Goodreads Rating: ⭐️⭐️⭐️⭐️⭐️
Neverwhere, one of Neil Gaiman’s many novels, was published about ten years ago, and although it is labeled as fiction, the book falls into the fantasy genre. A London man named Richard Mayhew discovers a young girl bleeding on the street and as one thing leads to another he finds himself caught up in a fantastical world underneath the London that he thought he knew very well. Gaiman’s novel incudes many strange characters such as people who can speak to rats and one very old and powerful angel. Richard experiences adventure and terror while also discovering self-confidence and a feeling of purpose.
Gaiman’s strong imagination and writing ability is clearly demonstrated in Neverwhere. As I read the novel I could easily see the scene he was describing in my head. Richard’s personality is easy to figure out and to relate to. I enjoyed that the characters were described methodically. When a new character was introduced Gaiman did not include a long paragraph explaining the person but instead he dropped little details as the character seeped into the story. It made it much easier to follow all the characters and to know them all individually. The novel was also written in the third person omniscient so you do not only have Richard’s point of view throughout the story but other ones as well. The novel at points had a Harry Potter feel to it due to the mystical and dark quality of the story. There are also characters in the story that seem to be very similar to certain characters in the Harry Potter series. I cannot explain that further without possibly spoiling a surprise so that is all I will say on that. The first Harry Potter novel and Neverwhere were both published around the same time so one could not have been “stealing” any ideas from the other.
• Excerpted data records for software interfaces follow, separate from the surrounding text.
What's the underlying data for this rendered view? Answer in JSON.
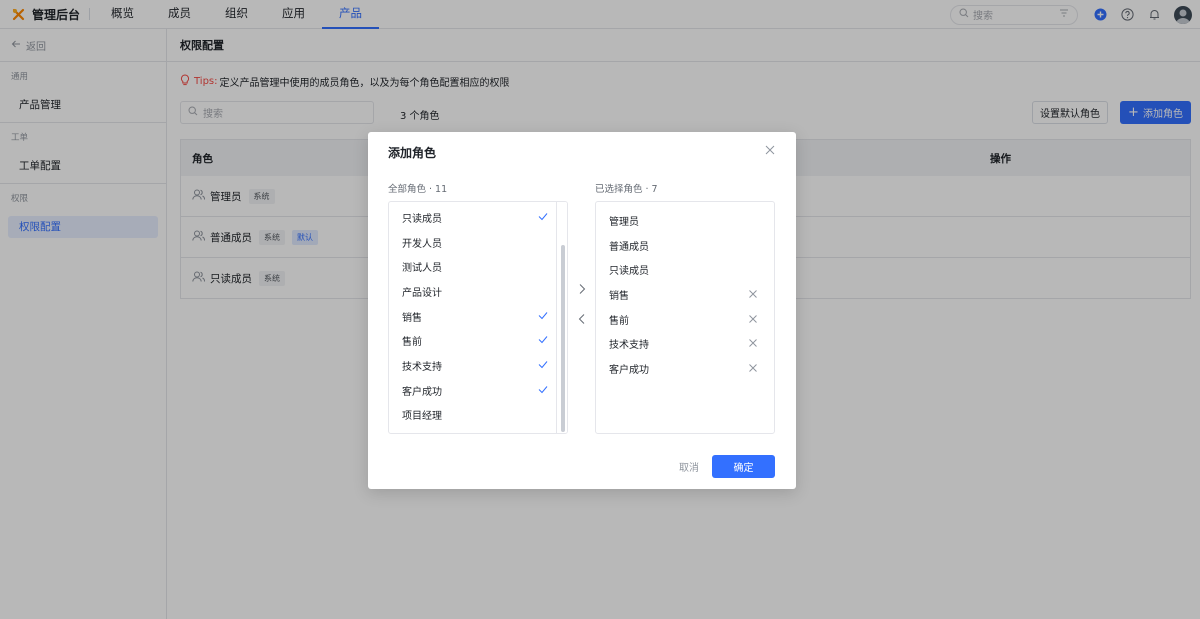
{
  "colors": {
    "accent": "#3370ff",
    "danger": "#f54a45",
    "border": "#e5e6eb",
    "logo_orange": "#ff8800"
  },
  "topbar": {
    "logo_icon": "tools-icon",
    "title": "管理后台",
    "nav": [
      "概览",
      "成员",
      "组织",
      "应用",
      "产品"
    ],
    "active_nav": "产品",
    "search_placeholder": "搜索",
    "icons": [
      "search-icon",
      "filter-icon",
      "plus-circle-icon",
      "help-icon",
      "bell-icon",
      "avatar"
    ]
  },
  "sidebar": {
    "back_label": "返回",
    "groups": [
      {
        "title": "通用",
        "items": [
          {
            "label": "产品管理"
          }
        ]
      },
      {
        "title": "工单",
        "items": [
          {
            "label": "工单配置"
          }
        ]
      },
      {
        "title": "权限",
        "items": [
          {
            "label": "权限配置",
            "active": true
          }
        ]
      }
    ]
  },
  "main": {
    "title": "权限配置",
    "tips_label": "Tips:",
    "tips_text": "定义产品管理中使用的成员角色，以及为每个角色配置相应的权限",
    "search_placeholder": "搜索",
    "role_count": "3 个角色",
    "set_default_button": "设置默认角色",
    "add_role_button": "添加角色",
    "table": {
      "columns": [
        "角色",
        "操作"
      ],
      "rows": [
        {
          "name": "管理员",
          "tags": [
            "系统"
          ]
        },
        {
          "name": "普通成员",
          "tags": [
            "系统",
            "默认"
          ]
        },
        {
          "name": "只读成员",
          "tags": [
            "系统"
          ]
        }
      ]
    }
  },
  "modal": {
    "title": "添加角色",
    "all_roles_title": "全部角色 · 11",
    "selected_title": "已选择角色 · 7",
    "all_roles": [
      {
        "label": "只读成员",
        "checked": true
      },
      {
        "label": "开发人员",
        "checked": false
      },
      {
        "label": "测试人员",
        "checked": false
      },
      {
        "label": "产品设计",
        "checked": false
      },
      {
        "label": "销售",
        "checked": true
      },
      {
        "label": "售前",
        "checked": true
      },
      {
        "label": "技术支持",
        "checked": true
      },
      {
        "label": "客户成功",
        "checked": true
      },
      {
        "label": "项目经理",
        "checked": false
      }
    ],
    "selected_roles": [
      {
        "label": "管理员",
        "removable": false
      },
      {
        "label": "普通成员",
        "removable": false
      },
      {
        "label": "只读成员",
        "removable": false
      },
      {
        "label": "销售",
        "removable": true
      },
      {
        "label": "售前",
        "removable": true
      },
      {
        "label": "技术支持",
        "removable": true
      },
      {
        "label": "客户成功",
        "removable": true
      }
    ],
    "cancel_label": "取消",
    "confirm_label": "确定"
  }
}
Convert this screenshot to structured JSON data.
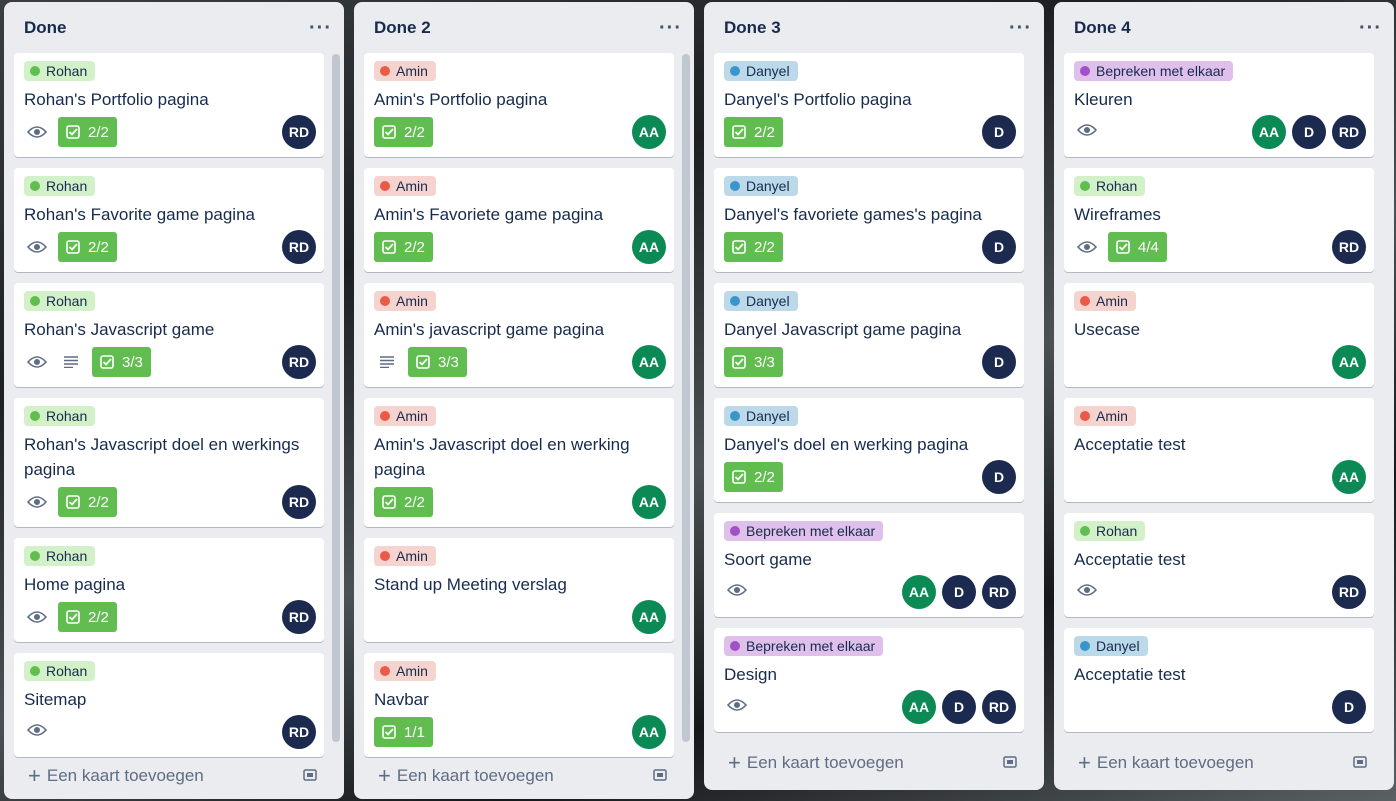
{
  "lists": [
    {
      "title": "Done",
      "add_label": "Een kaart toevoegen",
      "cards": [
        {
          "label": "Rohan",
          "title": "Rohan's Portfolio pagina",
          "check": "2/2"
        },
        {
          "label": "Rohan",
          "title": "Rohan's Favorite game pagina",
          "check": "2/2"
        },
        {
          "label": "Rohan",
          "title": "Rohan's Javascript game",
          "check": "3/3"
        },
        {
          "label": "Rohan",
          "title": "Rohan's Javascript doel en werkings pagina",
          "check": "2/2"
        },
        {
          "label": "Rohan",
          "title": "Home pagina",
          "check": "2/2"
        },
        {
          "label": "Rohan",
          "title": "Sitemap"
        }
      ]
    },
    {
      "title": "Done 2",
      "add_label": "Een kaart toevoegen",
      "cards": [
        {
          "label": "Amin",
          "title": "Amin's Portfolio pagina",
          "check": "2/2"
        },
        {
          "label": "Amin",
          "title": "Amin's Favoriete game pagina",
          "check": "2/2"
        },
        {
          "label": "Amin",
          "title": "Amin's javascript game pagina",
          "check": "3/3"
        },
        {
          "label": "Amin",
          "title": "Amin's Javascript doel en werking pagina",
          "check": "2/2"
        },
        {
          "label": "Amin",
          "title": "Stand up Meeting verslag"
        },
        {
          "label": "Amin",
          "title": "Navbar",
          "check": "1/1"
        }
      ]
    },
    {
      "title": "Done 3",
      "add_label": "Een kaart toevoegen",
      "cards": [
        {
          "label": "Danyel",
          "title": "Danyel's Portfolio pagina",
          "check": "2/2"
        },
        {
          "label": "Danyel",
          "title": "Danyel's favoriete games's pagina",
          "check": "2/2"
        },
        {
          "label": "Danyel",
          "title": "Danyel Javascript game pagina",
          "check": "3/3"
        },
        {
          "label": "Danyel",
          "title": "Danyel's doel en werking pagina",
          "check": "2/2"
        },
        {
          "label": "Bepreken met elkaar",
          "title": "Soort game"
        },
        {
          "label": "Bepreken met elkaar",
          "title": "Design"
        }
      ]
    },
    {
      "title": "Done 4",
      "add_label": "Een kaart toevoegen",
      "cards": [
        {
          "label": "Bepreken met elkaar",
          "title": "Kleuren"
        },
        {
          "label": "Rohan",
          "title": "Wireframes",
          "check": "4/4"
        },
        {
          "label": "Amin",
          "title": "Usecase"
        },
        {
          "label": "Amin",
          "title": "Acceptatie test"
        },
        {
          "label": "Rohan",
          "title": "Acceptatie test"
        },
        {
          "label": "Danyel",
          "title": "Acceptatie test"
        }
      ]
    }
  ],
  "avatars": {
    "rd": "RD",
    "aa": "AA",
    "d": "D"
  },
  "menu_glyph": "···"
}
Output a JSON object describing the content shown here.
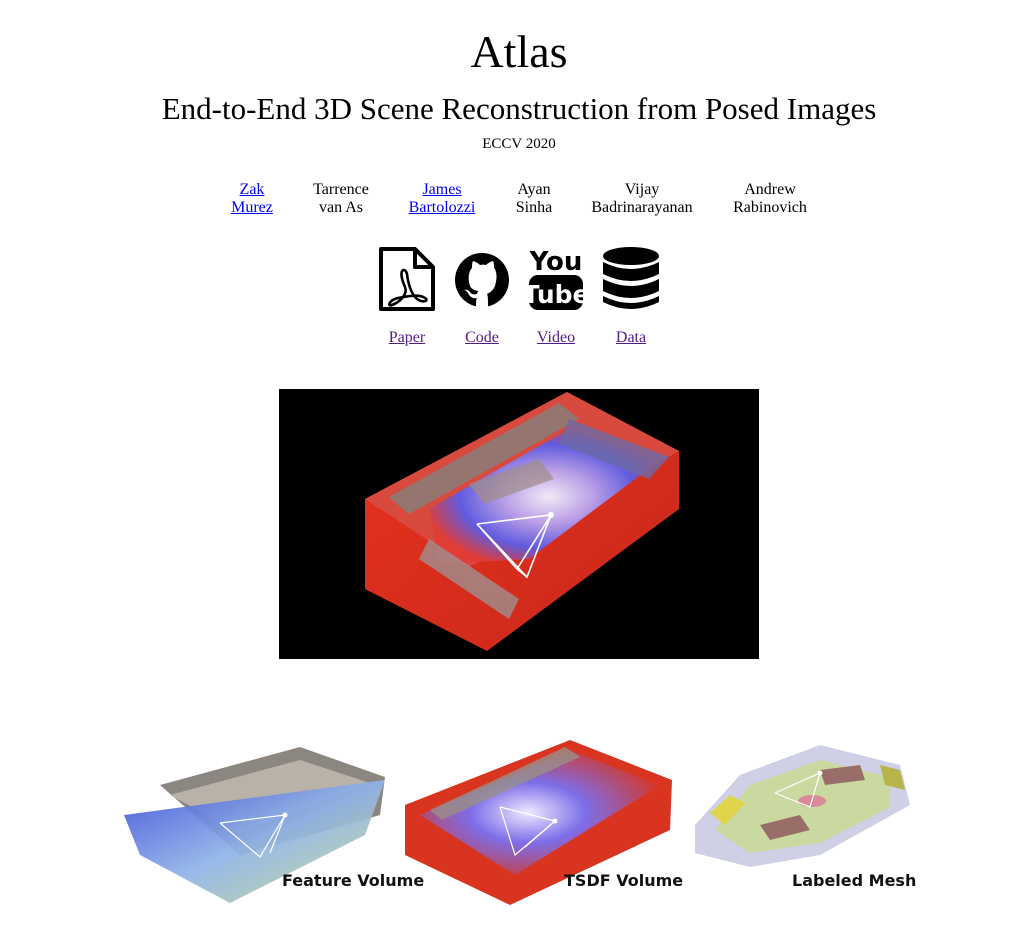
{
  "title": "Atlas",
  "subtitle": "End-to-End 3D Scene Reconstruction from Posed Images",
  "venue": "ECCV 2020",
  "authors": [
    {
      "first": "Zak",
      "last": "Murez",
      "linked": true
    },
    {
      "first": "Tarrence",
      "last": "van As",
      "linked": false
    },
    {
      "first": "James",
      "last": "Bartolozzi",
      "linked": true
    },
    {
      "first": "Ayan",
      "last": "Sinha",
      "linked": false
    },
    {
      "first": "Vijay",
      "last": "Badrinarayanan",
      "linked": false
    },
    {
      "first": "Andrew",
      "last": "Rabinovich",
      "linked": false
    }
  ],
  "resources": [
    {
      "label": "Paper",
      "icon": "pdf-file-icon"
    },
    {
      "label": "Code",
      "icon": "github-icon"
    },
    {
      "label": "Video",
      "icon": "youtube-icon"
    },
    {
      "label": "Data",
      "icon": "database-icon"
    }
  ],
  "youtube_icon_text": {
    "top": "You",
    "bottom": "Tube"
  },
  "figure_captions": [
    "Feature Volume",
    "TSDF Volume",
    "Labeled Mesh"
  ],
  "colors": {
    "link": "#0000ee",
    "visited_link": "#551a8b",
    "tsdf_red": "#e8321e"
  }
}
Gaiman demonstrates very strong language and some of his quotes are really what made this novel stick out to me. The first one that I read and thought was very clever is on page thirteen. It says, “Richard had noticed that events were cowards: they didn’t occur singly, but instead they would run in packs and leap out at him all at once.” This sentence alone made it clear to me that Gaiman put a lot of thought and care into the novel. Another thing that I thought was really smart was when a voice in a loudspeaker in a train station is referred to as “aural wallpaper” (141). Finding cleverly worded things like these is one of the reasons I enjoy reading.
Neil Gaiman’s, Neverwhere, is a creative, magical and humorous novel. Gaiman has written many more novels beyond Neverwhere, including some best sellers such as American Gods and Stardust. He has also written songs, plays, and comics and has been featured in television shows. More information about Neil Gaiman and his many works can be found at http://www.neilgaiman.com/.